Don’t feed the trolls, the experts say, it’s what they want and only fuels the flames, encouraging them to continue spewing their vitriolic hatred, racist commentary and/or misogynistic babble.
Yet two recent victims of online trolling talked back to their attackers with positive results.
On Martin Luther King Day, a racist Twitter troll harassed Seattle-based Ijeoma Oluo who writes about race, feminism and the arts. Instead of ignoring him, she responded to her troll with Martin Luther King quotes. Part way through the exchange, the conversation turned abruptly when she empathized with him.
Instead of harassment, an actual dialogue developed between the two. Apparently, the troll was a 14-year old boy who recently lost his mother. His therapist advised him to release his anger on Twitter.
And she is no stranger to online trolls.
When she voiced her opinions about rape jokes (in what she calls The Great Rape Joke Kerfuffle of 2013), she became the target of “a constant barrage of abuse.” Around the same time, she encountered a particularly cruel troll from a fake Twitter account called @PawWestDonezo.
The account was named for West’s father, jazz musician Paul West, who had recently passed away from prostate cancer. In his Twitter bio, PawWestDonezo claimed he was the “Embarrassed father of an idiot. Other 2 kids are fine,” the former referring to Lindy, the latter to her 2 siblings.
While West typically ignores her trolls, this time she reacted. In a piece in Jezebel called Don’t Ignore the Trolls. Feed Them Until They Explode, she wrote about how much the troll had hurt her.
And guess what happened?
The troll sent West an email, apologized for harassing her, explained his anger towards her stemmed from unhappiness he felt with himself and donated $50 to Seattle Care Alliance where West’s father was treated.
Should we engage or ignore?
So where do these situations leave us as online communicators? Should we begin engaging our trolls or revert to the tried and true of simply ignoring them as best we can?
My tendency is to stick to the silent treatment. While Oluo and West’s stories are nothing short of amazing, they are exceptions to typical troll encounters.
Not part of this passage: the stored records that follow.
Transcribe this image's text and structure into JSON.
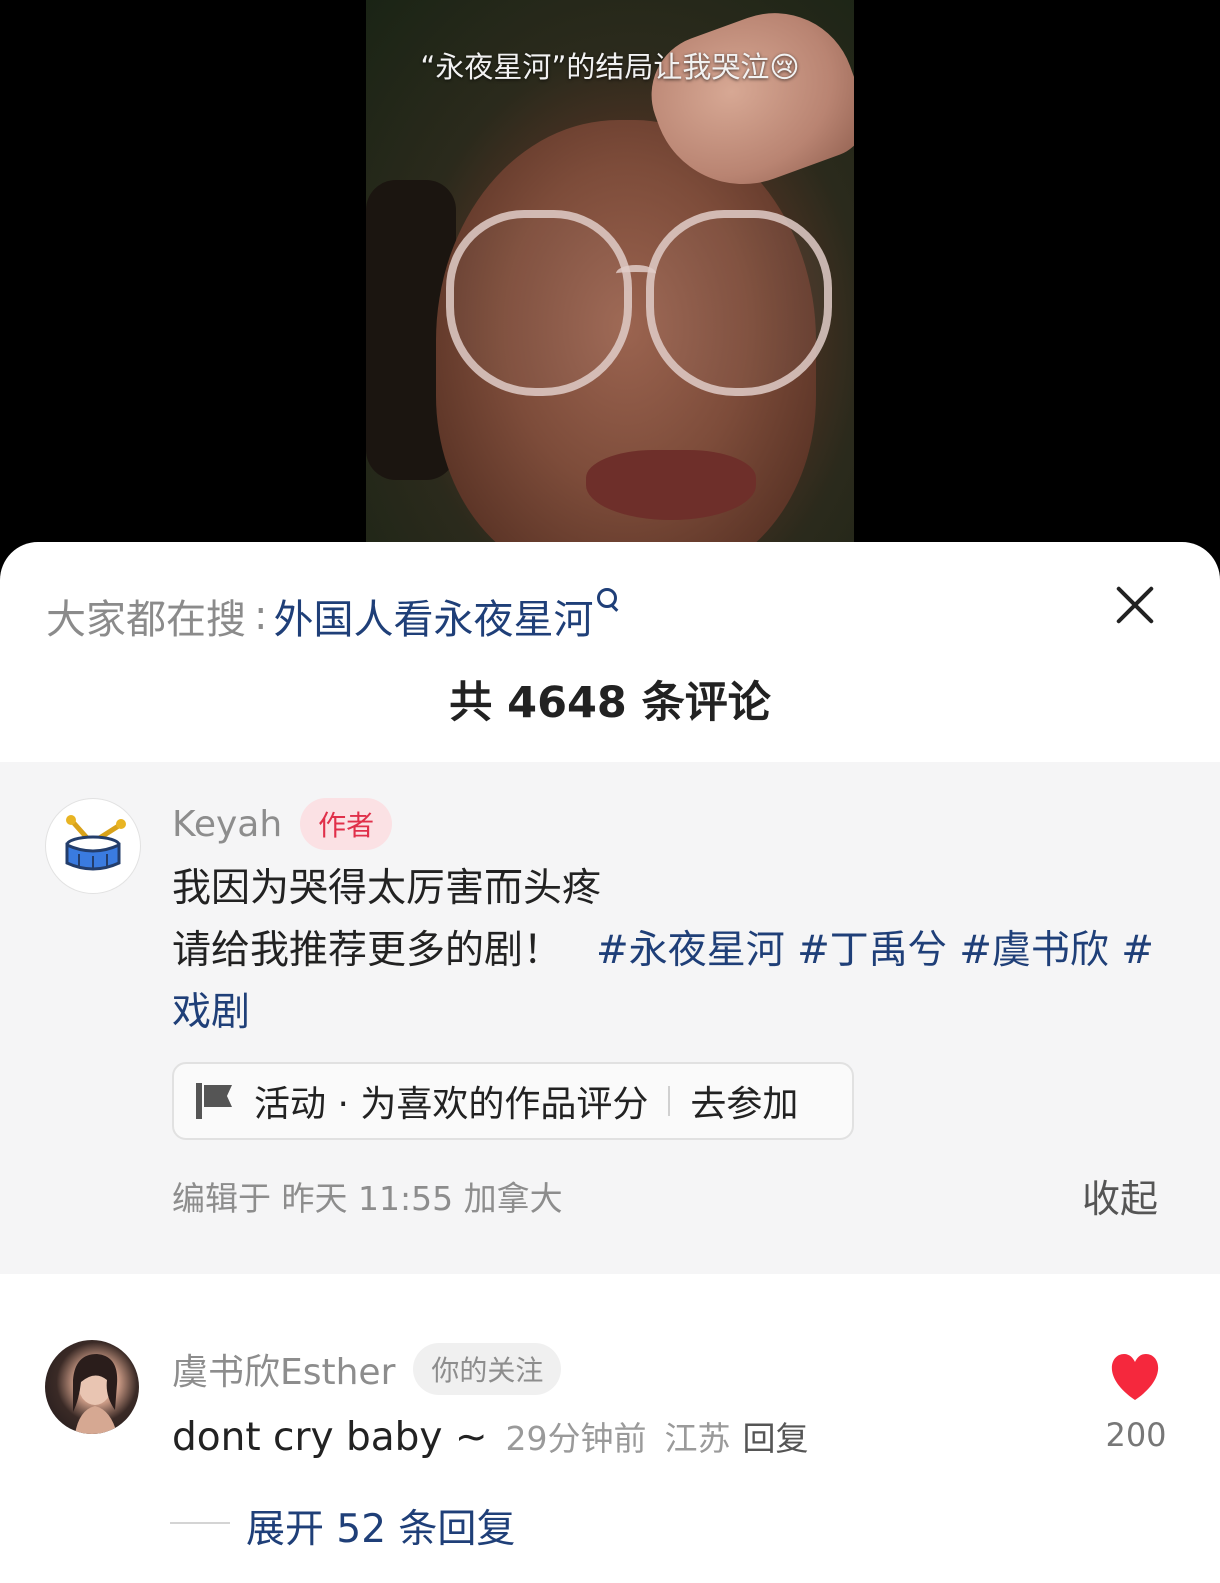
{
  "video": {
    "caption": "“永夜星河”的结局让我哭泣😢"
  },
  "sheet": {
    "search_prefix": "大家都在搜",
    "search_colon": ":",
    "search_term": "外国人看永夜星河",
    "comment_count": "共 4648 条评论"
  },
  "author_comment": {
    "name": "Keyah",
    "badge": "作者",
    "line1": "我因为哭得太厉害而头疼",
    "line2_text": "请给我推荐更多的剧！",
    "hashtags": [
      "#永夜星河",
      "#丁禹兮",
      "#虞书欣",
      "#戏剧"
    ],
    "activity_label": "活动 · 为喜欢的作品评分",
    "activity_action": "去参加",
    "edit_meta": "编辑于 昨天 11:55 加拿大",
    "collapse": "收起"
  },
  "reply_comment": {
    "name": "虞书欣Esther",
    "badge": "你的关注",
    "text": "dont cry baby ~",
    "time": "29分钟前",
    "location": "江苏",
    "reply_action": "回复",
    "likes": "200",
    "expand": "展开 52 条回复"
  },
  "colors": {
    "link": "#1f3f78",
    "badge_red": "#e0304a",
    "heart": "#f5283d"
  },
  "icons": [
    "search-icon",
    "close-icon",
    "drum-icon",
    "flag-icon",
    "heart-icon"
  ]
}
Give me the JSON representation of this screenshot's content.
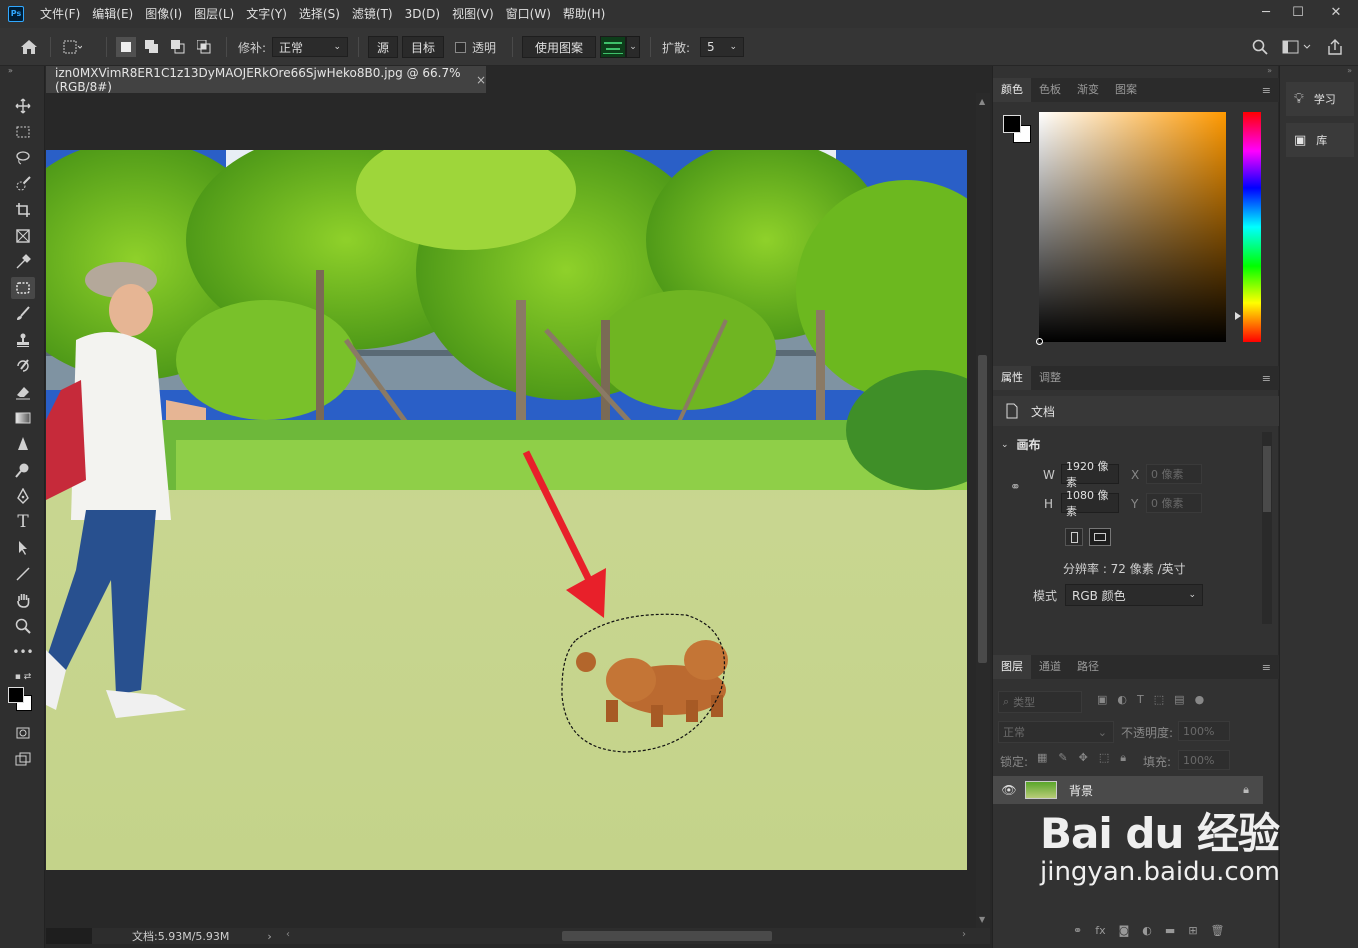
{
  "app": {
    "logo": "Ps"
  },
  "menu": [
    "文件(F)",
    "编辑(E)",
    "图像(I)",
    "图层(L)",
    "文字(Y)",
    "选择(S)",
    "滤镜(T)",
    "3D(D)",
    "视图(V)",
    "窗口(W)",
    "帮助(H)"
  ],
  "options": {
    "patch_label": "修补:",
    "patch_mode": "正常",
    "source_label": "源",
    "target_label": "目标",
    "transparent_label": "透明",
    "use_pattern_label": "使用图案",
    "diffusion_label": "扩散:",
    "diffusion_value": "5"
  },
  "document": {
    "tab_title": "izn0MXVimR8ER1C1z13DyMAOJERkOre66SjwHeko8B0.jpg @ 66.7%(RGB/8#)",
    "status": "文档:5.93M/5.93M"
  },
  "color_panel": {
    "tabs": [
      "颜色",
      "色板",
      "渐变",
      "图案"
    ],
    "active_tab": "颜色",
    "foreground": "#000000",
    "background": "#ffffff"
  },
  "properties_panel": {
    "tabs": [
      "属性",
      "调整"
    ],
    "doc_label": "文档",
    "canvas_section": "画布",
    "w_label": "W",
    "w_value": "1920 像素",
    "h_label": "H",
    "h_value": "1080 像素",
    "x_label": "X",
    "x_value": "0 像素",
    "y_label": "Y",
    "y_value": "0 像素",
    "resolution": "分辨率 : 72 像素 /英寸",
    "mode_label": "模式",
    "mode_value": "RGB 颜色"
  },
  "layers_panel": {
    "tabs": [
      "图层",
      "通道",
      "路径"
    ],
    "filter_placeholder": "类型",
    "blend_mode": "正常",
    "opacity_label": "不透明度:",
    "opacity_value": "100%",
    "lock_label": "锁定:",
    "fill_label": "填充:",
    "fill_value": "100%",
    "layers": [
      {
        "name": "背景"
      }
    ]
  },
  "dock": {
    "learn": "学习",
    "library": "库"
  },
  "watermark": {
    "brand": "Bai du 经验",
    "url": "jingyan.baidu.com"
  },
  "colors": {
    "accent": "#31a8ff",
    "arrow": "#e8202a"
  }
}
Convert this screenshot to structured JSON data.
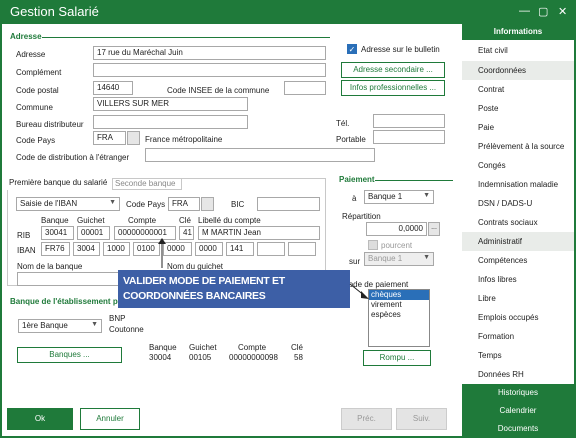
{
  "window": {
    "title": "Gestion Salarié"
  },
  "adresse": {
    "section_title": "Adresse",
    "adresse_label": "Adresse",
    "adresse_value": "17 rue du Maréchal Juin",
    "complement_label": "Complément",
    "complement_value": "",
    "code_postal_label": "Code postal",
    "code_postal_value": "14640",
    "insee_label": "Code INSEE de la commune",
    "insee_value": "",
    "commune_label": "Commune",
    "commune_value": "VILLERS SUR MER",
    "bureau_label": "Bureau distributeur",
    "bureau_value": "",
    "code_pays_label": "Code Pays",
    "code_pays_value": "FRA",
    "pays_name": "France métropolitaine",
    "code_distrib_label": "Code de distribution à l'étranger",
    "code_distrib_value": "",
    "tel_label": "Tél.",
    "tel_value": "",
    "portable_label": "Portable",
    "portable_value": "",
    "bulletin_label": "Adresse sur le bulletin",
    "bulletin_checked": true,
    "adresse_secondaire_btn": "Adresse secondaire ...",
    "infos_pro_btn": "Infos professionnelles ..."
  },
  "banque": {
    "tab1": "Première banque du salarié",
    "tab2": "Seconde banque",
    "saisie_value": "Saisie de l'IBAN",
    "code_pays_label": "Code Pays",
    "code_pays_value": "FRA",
    "bic_label": "BIC",
    "bic_value": "",
    "col_banque": "Banque",
    "col_guichet": "Guichet",
    "col_compte": "Compte",
    "col_cle": "Clé",
    "col_libelle": "Libellé du compte",
    "rib_label": "RIB",
    "rib_banque": "30041",
    "rib_guichet": "00001",
    "rib_compte": "00000000001",
    "rib_cle": "41",
    "rib_libelle": "M MARTIN Jean",
    "iban_label": "IBAN",
    "iban": [
      "FR76",
      "3004",
      "1000",
      "0100",
      "0000",
      "0000",
      "141",
      "",
      ""
    ],
    "nom_banque_label": "Nom de la banque",
    "nom_guichet_label": "Nom du guichet"
  },
  "etablissement": {
    "section_title": "Banque de l'établissement pay",
    "select_value": "1ère Banque",
    "bank_name": "BNP",
    "bank_city": "Coutonne",
    "col_banque": "Banque",
    "col_guichet": "Guichet",
    "col_compte": "Compte",
    "col_cle": "Clé",
    "banque": "30004",
    "guichet": "00105",
    "compte": "00000000098",
    "cle": "58",
    "banques_btn": "Banques ..."
  },
  "paiement": {
    "section_title": "Paiement",
    "a_label": "à",
    "a_value": "Banque 1",
    "repartition_label": "Répartition",
    "repartition_value": "0,0000",
    "pourcent_label": "pourcent",
    "sur_label": "sur",
    "sur_value": "Banque 1",
    "mode_label": "Mode de paiement",
    "modes": [
      "chèques",
      "virement",
      "espèces"
    ],
    "rompu_btn": "Rompu ..."
  },
  "callout": {
    "line1": "VALIDER MODE DE PAIEMENT ET",
    "line2": "COORDONNÉES BANCAIRES"
  },
  "footer": {
    "ok": "Ok",
    "annuler": "Annuler",
    "prec": "Préc.",
    "suiv": "Suiv."
  },
  "sidebar": {
    "header": "Informations",
    "items": [
      "Etat civil",
      "Coordonnées",
      "Contrat",
      "Poste",
      "Paie",
      "Prélèvement à la source",
      "Congés",
      "Indemnisation maladie",
      "DSN / DADS-U",
      "Contrats sociaux",
      "Administratif",
      "Compétences",
      "Infos libres",
      "Libre",
      "Emplois occupés",
      "Formation",
      "Temps",
      "Données RH"
    ],
    "bottom": [
      "Historiques",
      "Calendrier",
      "Documents"
    ]
  },
  "colors": {
    "accent": "#1f7a3a",
    "callout": "#3d5fa6",
    "selection": "#2a6fb8"
  }
}
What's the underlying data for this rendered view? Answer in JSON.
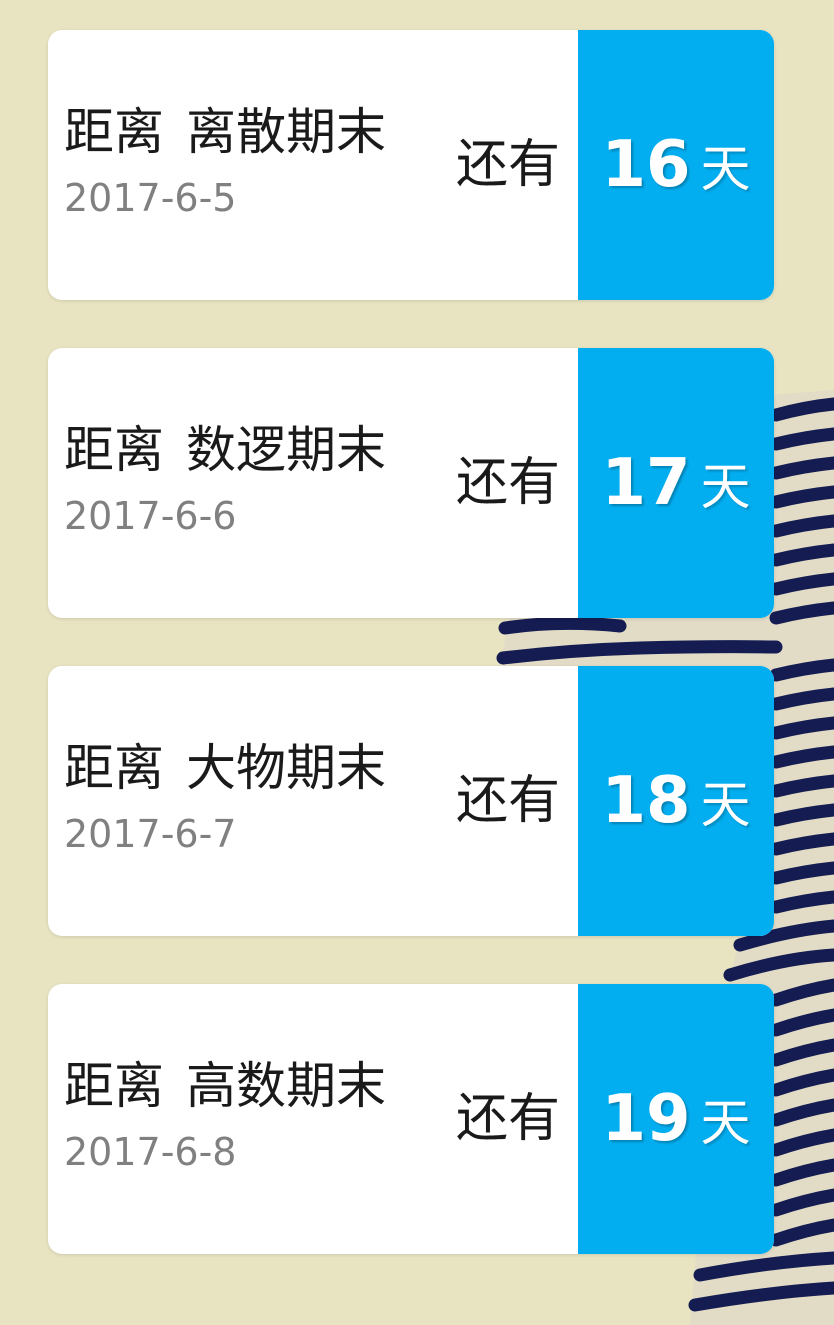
{
  "theme": {
    "background": "#e8e4c2",
    "card_background": "#ffffff",
    "accent": "#03aef0",
    "stripe_color": "#141c52"
  },
  "countdowns": [
    {
      "prefix": "距离",
      "name": "离散期末",
      "date": "2017-6-5",
      "remain_label": "还有",
      "days": "16",
      "unit": "天"
    },
    {
      "prefix": "距离",
      "name": "数逻期末",
      "date": "2017-6-6",
      "remain_label": "还有",
      "days": "17",
      "unit": "天"
    },
    {
      "prefix": "距离",
      "name": "大物期末",
      "date": "2017-6-7",
      "remain_label": "还有",
      "days": "18",
      "unit": "天"
    },
    {
      "prefix": "距离",
      "name": "高数期末",
      "date": "2017-6-8",
      "remain_label": "还有",
      "days": "19",
      "unit": "天"
    }
  ]
}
If you’re running a marketing department or a business, you likely have neither the opportunity to call out a troll on Jezebel … nor the time to quote Martin Luther King in a Twitter exchange.
Instead, be proactive in dealing with potential online abuse. Post a clear comment policy on your blog that outlines the kind of behaviour you won’t tolerate. If someone violates the policy, delete his or her comment and explain why.
Don’t make the mistake of labeling someone who disagrees with you as a troll. Listen to their feedback. Debate and disagreement are constructive—personal attacks are not.
There is one important lesson the average business can learn from Lindy West and Ijeoma Oluo. Their stories confirm what we suspected all along: trolls are insecure bullies desperate for attention.
Don’t let them get to you.